TASK OBJECTIVE: Check every line of the data below for the word "true" and say how many have it, without further comment.

Web page and app entries
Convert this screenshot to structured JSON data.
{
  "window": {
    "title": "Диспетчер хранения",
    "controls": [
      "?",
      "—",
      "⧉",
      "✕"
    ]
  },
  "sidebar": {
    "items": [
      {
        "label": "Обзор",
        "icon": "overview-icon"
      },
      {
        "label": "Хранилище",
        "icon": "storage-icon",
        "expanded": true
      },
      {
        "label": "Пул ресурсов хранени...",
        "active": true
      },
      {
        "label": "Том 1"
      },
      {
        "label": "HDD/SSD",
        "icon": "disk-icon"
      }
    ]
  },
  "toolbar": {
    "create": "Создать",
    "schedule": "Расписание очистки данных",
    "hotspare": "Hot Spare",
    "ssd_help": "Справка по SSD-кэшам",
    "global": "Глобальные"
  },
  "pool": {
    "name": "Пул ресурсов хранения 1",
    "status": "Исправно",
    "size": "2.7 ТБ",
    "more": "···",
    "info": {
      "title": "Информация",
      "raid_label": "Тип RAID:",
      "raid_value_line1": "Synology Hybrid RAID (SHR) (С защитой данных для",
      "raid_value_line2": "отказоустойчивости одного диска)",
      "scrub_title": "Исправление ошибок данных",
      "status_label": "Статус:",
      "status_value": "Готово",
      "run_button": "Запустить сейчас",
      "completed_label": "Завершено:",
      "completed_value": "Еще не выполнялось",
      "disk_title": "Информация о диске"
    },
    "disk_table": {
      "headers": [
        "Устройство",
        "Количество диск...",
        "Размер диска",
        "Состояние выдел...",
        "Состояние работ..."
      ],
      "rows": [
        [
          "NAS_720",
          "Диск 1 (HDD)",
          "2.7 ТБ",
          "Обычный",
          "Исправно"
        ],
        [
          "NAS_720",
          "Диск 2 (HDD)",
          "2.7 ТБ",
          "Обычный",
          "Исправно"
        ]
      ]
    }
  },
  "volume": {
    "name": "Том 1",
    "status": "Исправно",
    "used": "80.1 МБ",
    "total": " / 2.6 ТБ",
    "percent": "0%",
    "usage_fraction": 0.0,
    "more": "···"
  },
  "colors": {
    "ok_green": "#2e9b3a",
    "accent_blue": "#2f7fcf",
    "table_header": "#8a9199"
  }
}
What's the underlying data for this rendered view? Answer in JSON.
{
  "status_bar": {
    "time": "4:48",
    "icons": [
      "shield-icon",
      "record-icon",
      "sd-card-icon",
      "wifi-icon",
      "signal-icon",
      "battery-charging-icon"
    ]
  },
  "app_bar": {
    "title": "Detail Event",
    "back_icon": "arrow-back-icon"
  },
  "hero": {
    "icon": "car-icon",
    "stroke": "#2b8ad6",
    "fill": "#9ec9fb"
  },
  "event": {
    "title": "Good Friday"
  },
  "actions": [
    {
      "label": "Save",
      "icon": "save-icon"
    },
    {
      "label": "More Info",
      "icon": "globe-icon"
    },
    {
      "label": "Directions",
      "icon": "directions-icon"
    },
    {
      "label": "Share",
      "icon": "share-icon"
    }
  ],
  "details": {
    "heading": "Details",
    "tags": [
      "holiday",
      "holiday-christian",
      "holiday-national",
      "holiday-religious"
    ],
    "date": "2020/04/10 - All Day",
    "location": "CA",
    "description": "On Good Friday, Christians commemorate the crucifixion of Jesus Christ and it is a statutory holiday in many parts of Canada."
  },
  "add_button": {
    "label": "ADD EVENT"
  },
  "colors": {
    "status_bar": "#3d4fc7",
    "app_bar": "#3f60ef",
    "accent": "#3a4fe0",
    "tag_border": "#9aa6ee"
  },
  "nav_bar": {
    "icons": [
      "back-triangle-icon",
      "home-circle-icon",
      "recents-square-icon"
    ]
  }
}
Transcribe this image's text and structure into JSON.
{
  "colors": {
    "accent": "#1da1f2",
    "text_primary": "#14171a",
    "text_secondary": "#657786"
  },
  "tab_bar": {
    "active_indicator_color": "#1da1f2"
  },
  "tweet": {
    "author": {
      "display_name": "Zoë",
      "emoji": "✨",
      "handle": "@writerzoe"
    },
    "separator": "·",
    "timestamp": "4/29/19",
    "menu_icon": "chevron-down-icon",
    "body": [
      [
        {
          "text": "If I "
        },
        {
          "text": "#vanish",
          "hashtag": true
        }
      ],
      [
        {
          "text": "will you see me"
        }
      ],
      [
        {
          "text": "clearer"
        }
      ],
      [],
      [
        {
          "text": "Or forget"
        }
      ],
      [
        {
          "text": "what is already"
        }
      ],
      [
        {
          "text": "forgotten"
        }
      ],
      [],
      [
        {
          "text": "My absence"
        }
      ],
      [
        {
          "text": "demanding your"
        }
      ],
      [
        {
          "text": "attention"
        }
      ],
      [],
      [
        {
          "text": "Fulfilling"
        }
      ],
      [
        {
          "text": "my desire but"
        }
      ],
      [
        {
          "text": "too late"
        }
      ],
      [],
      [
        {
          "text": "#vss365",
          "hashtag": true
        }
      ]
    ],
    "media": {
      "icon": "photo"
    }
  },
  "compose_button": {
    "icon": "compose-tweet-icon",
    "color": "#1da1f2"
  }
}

WRITTEN REPLY: 4